NCdt Sarah Kiervin 27123: GG’s Canadian Leadership Conference

The Governor General’s Canadian Leadership Conference Visits RMCC

By: NCdt Sarah Kiervin 27123

The Governor General’s Canadian Leadership Conference is an initiative which seeks to explore and enhance the practice of leadership in Canada. Members of the conference are chosen from across the country based on their potential to become senior leaders in their respective fields. They participate in an intense two weeks of tours and presentations in a particular region of Canada. The institutions which they tour run the gamut from prisons to universities, such as the Royal Military College, with each offering a unique learning experience. The 17 privileged cadets who welcomed the conference members were afforded the opportunity, not only to show off their home and place of work, but to learn from the event themselves.

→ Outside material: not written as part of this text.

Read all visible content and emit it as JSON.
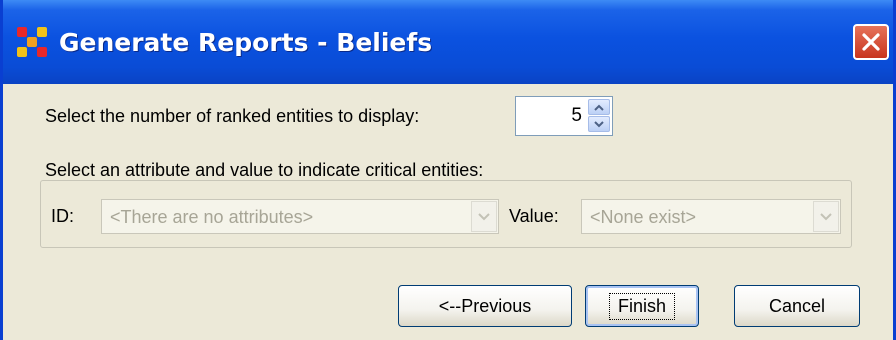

The day began on Sunday, May 31st with breakfast at the Senior Staff Mess where Commander Mike Mooz greeted the guests with an introduction to RMCC’s history as well as the innovation in leadership which is fostered here. Each of the seventeen cadets was paired with a conference member for breakfast, allowing cadets to share their personal experiences at RMC and affording them the opportunity to learn from their guest. This hour long session was nothing short of inspiring for many of the cadets.

After breakfast, the group was exposed to some drill movements. The lesson was led by PO1 Strickland and OCdt Duncan Matthewson 26961. A couple of the guests were already familiar with drill, having come from backgrounds in the reserves or the RCMP, however, most were new to the idea and everybody wore a smile as the conference members struggled to match each others pace. As the crash course came to a close they had just managed to find their step. Feeling accomplished, and with pictures and videos of the effort on their phones, the conference members moved on to tour the campus.

The tour was focussed specifically on the SLOWPOKE reactor, the heart of RMCC’s Chemistry and Chemical Engineering department. In addition, Dr. Kela Weber, a specialist in the field of environmental stewardship, delivered a presentation to the conference members about the Environmental Science Group and the work they’ve done throughout Canada. The Aboriginal participants were especially interested to hear how Dr. Weber’s work has been affecting the Canadian North and many First Nations communities. As a unique and coveted aspect of the College’s research and teaching capabilities, the SLOWPOKE reactor and its team were an important part of this tour.

Next, Capt Joel Weatherby introduced the group to the FYOP obstacle course. Videos detailing the physical feat which all cadets entering the college must conquer were met with applause from the audience. The obstacle course is a challenge of leadership at all levels, ranging from the first year IC, 2IC, and even 3IC of each flight, to their cadet section commanders and flight leaders, to the cadets who help to organize each individual obstacle, and finally the cadets and training wing members who organize them. Hopefully the impression left by this presentation was representative of the impression the obstacle course leaves on each cadet at the College.

The group was then shown the memorial staircase and surrounding artifacts in Currie Hall, by Ross Mackenzie, the College historian and museum curator. He briefly expressed the meaning it imports to those at the College, even as they may see it every day.

The morning ended with a discussion on leadership and innovation at RMCC, beginning with a synopsis of RMCC’s organization by Dr. Phil Bates, Vice Principle Academics. Dr. Bates began with an explanation of the three wings at the College (Academic, Military, and Cadet) and how they work together to produce cadets who receive both a degree and a commission at the end of their four years here. The four pillars system was then expanded on from its introduction by Commander Mooz earlier. The application and support of the fitness, military, bilingualism, and academic aspects of life at the College segued into an introduction of the new leadership level progression model. After this brief explanation of the mechanics of the College, a discussion between the conference members and cadets began, including OCdt Em Prosper 27148, OCdt Gabrielle Archambault 26459 (the incoming CWC), and OCdt Luc Bilodeau 26754. The discussion was moderated by LCol Soo Sutherland and Capt Brendan Kilburn, and it answered questions on many aspects of college life, ranging from the recruiting process to the female experience in a male dominated field such as the army, which both OCdt Archambault and OCdt Prosper are part of. Other discussion topics covered the means by which cadets receive moral and emotional support, and the application of discipline should the cadets misbehave.

Overall, the cadets were described to have shone. Dr. Bates considers the cadets to be the College’s “bestselling feature”. It was a pleasure for the seventeen cadet participants to have been a part of this unique experience and to get a chance to exact a positive impact on the public’s understanding of the College.